▶ YOUR ASSIGNMENT:
Go through the entries one line at a time, and gather every line that has the word "with".

______

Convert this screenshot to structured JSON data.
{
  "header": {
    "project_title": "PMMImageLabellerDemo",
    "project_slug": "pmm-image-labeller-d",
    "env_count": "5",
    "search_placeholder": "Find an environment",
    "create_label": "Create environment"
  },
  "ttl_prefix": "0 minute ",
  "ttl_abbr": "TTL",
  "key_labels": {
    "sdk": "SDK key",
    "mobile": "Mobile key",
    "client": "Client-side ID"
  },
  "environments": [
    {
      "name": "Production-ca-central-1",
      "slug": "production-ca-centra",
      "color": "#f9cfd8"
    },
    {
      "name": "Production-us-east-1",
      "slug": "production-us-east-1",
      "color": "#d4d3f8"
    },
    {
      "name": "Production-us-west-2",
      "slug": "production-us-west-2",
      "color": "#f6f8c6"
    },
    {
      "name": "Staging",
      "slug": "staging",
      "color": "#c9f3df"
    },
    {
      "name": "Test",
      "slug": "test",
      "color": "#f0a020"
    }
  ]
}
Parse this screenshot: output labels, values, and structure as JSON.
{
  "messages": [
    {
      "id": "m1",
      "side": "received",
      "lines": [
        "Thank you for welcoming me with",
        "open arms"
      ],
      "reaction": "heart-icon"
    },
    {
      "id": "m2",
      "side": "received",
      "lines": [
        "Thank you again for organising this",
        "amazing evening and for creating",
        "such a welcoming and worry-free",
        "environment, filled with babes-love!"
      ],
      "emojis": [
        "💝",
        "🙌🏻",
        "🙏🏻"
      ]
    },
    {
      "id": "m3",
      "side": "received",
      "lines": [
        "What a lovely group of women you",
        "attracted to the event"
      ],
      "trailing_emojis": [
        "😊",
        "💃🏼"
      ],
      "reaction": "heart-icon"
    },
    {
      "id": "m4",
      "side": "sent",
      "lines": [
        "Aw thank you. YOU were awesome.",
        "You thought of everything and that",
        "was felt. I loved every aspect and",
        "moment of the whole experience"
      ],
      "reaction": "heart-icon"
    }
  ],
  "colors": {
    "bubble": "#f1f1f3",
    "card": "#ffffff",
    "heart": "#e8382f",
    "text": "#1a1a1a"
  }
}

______

▶ ANSWER SECTION:
        "Thank you for welcoming me with",
        "environment, filled with babes-love!"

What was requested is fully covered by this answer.